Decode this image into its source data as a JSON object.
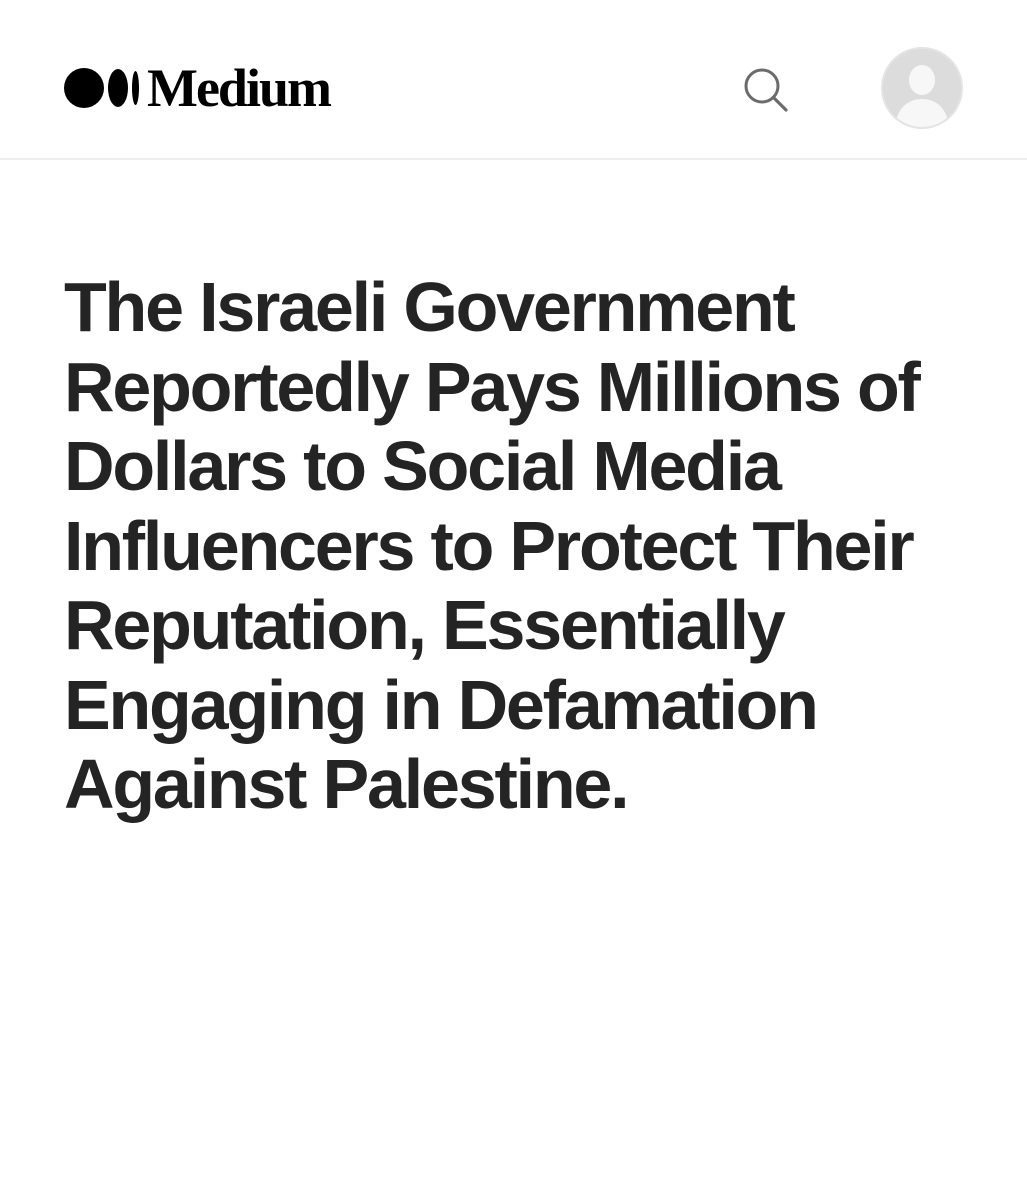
{
  "header": {
    "logo_text": "Medium",
    "search_icon": "search-icon",
    "avatar_icon": "user-avatar-icon"
  },
  "article": {
    "title": "The Israeli Government Reportedly Pays Millions of Dollars to Social Media Influencers to Protect Their Reputation, Essentially Engaging in Defamation Against Palestine."
  },
  "colors": {
    "text": "#242424",
    "divider": "#f0f0f0",
    "avatar_bg": "#dcdcdc"
  }
}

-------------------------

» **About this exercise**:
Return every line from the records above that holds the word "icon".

» **Answer**:
    "search_icon": "search-icon",
    "avatar_icon": "user-avatar-icon"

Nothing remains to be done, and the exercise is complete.